◆ DIRECTIONS
Please count the lines in the entries below that include the word "phone", and give only the number.

◆ Data excerpts
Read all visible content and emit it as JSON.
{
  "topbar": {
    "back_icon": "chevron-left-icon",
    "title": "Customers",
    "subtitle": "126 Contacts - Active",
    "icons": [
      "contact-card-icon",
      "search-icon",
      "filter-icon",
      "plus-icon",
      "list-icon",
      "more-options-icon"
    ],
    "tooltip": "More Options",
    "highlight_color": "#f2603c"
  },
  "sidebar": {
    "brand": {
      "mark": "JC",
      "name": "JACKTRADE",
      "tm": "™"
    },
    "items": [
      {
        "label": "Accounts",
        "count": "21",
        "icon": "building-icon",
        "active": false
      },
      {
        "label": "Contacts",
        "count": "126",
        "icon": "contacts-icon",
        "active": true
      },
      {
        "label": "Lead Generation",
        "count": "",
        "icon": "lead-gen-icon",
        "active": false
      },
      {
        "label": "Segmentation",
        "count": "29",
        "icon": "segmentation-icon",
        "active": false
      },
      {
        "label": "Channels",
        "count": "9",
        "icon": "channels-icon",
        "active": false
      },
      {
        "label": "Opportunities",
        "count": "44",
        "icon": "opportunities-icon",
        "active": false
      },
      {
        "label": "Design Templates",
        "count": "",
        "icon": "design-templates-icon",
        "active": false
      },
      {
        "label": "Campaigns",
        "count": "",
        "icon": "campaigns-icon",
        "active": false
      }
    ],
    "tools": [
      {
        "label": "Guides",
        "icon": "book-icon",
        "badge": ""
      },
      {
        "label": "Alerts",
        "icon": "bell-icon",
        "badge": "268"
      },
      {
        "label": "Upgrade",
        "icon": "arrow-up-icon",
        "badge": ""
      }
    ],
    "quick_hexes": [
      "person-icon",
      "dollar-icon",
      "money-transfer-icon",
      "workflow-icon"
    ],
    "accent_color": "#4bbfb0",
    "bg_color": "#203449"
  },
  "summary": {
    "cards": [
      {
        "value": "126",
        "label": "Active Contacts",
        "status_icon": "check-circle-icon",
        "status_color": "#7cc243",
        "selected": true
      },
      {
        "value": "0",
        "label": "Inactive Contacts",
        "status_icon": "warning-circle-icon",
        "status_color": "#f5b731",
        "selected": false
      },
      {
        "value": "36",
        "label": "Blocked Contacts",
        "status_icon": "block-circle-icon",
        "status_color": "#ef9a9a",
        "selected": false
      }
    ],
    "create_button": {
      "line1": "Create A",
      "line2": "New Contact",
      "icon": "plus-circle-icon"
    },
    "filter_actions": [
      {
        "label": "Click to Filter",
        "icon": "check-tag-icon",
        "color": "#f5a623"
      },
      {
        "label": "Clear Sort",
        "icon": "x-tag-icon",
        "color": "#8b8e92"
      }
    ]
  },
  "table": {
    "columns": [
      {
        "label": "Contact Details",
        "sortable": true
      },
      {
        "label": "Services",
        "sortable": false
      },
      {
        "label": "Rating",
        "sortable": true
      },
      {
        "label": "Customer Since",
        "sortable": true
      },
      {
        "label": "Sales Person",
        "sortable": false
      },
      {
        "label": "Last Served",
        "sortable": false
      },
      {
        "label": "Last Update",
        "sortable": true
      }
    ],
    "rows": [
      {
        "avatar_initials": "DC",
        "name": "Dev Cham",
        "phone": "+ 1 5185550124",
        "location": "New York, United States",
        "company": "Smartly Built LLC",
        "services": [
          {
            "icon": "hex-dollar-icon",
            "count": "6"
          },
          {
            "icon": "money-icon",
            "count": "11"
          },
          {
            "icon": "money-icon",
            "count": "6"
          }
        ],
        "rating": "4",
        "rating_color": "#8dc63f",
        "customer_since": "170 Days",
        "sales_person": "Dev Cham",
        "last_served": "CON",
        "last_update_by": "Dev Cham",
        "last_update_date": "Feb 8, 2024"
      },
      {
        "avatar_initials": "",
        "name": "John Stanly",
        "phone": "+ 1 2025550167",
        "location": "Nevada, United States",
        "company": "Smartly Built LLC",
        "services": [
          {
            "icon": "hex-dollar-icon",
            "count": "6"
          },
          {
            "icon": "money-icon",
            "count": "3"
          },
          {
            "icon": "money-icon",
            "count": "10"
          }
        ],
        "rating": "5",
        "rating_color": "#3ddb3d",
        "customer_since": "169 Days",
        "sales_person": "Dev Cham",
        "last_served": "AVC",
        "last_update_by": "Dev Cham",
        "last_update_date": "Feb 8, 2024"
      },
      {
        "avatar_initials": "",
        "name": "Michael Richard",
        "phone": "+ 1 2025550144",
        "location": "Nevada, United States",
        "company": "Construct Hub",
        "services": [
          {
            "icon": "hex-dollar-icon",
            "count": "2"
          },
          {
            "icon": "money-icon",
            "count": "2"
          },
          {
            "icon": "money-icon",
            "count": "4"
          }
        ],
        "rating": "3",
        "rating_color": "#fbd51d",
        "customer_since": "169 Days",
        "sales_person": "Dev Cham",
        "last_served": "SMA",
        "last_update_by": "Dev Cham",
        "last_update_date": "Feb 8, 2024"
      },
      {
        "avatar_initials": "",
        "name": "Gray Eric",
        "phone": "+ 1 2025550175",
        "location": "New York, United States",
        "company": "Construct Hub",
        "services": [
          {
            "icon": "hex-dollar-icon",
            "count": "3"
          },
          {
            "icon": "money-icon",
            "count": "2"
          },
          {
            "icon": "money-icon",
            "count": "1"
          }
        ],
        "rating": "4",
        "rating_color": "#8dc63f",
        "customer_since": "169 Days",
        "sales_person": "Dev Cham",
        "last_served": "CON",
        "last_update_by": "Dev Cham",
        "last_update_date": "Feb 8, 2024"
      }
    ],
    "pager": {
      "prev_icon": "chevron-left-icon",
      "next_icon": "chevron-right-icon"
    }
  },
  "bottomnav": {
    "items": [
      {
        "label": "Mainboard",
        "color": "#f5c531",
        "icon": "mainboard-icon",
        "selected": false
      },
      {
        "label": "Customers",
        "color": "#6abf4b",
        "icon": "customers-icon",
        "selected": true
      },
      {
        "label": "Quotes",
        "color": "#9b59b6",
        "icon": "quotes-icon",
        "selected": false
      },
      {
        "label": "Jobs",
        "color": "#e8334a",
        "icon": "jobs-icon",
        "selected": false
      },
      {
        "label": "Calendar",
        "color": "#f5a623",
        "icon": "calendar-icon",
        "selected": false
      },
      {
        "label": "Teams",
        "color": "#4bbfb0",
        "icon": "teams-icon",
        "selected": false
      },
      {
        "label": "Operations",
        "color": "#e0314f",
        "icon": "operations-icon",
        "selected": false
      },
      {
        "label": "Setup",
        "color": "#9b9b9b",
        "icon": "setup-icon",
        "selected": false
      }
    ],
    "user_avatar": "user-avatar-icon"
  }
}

◆ ANSWER FOR THIS EXERCISE
4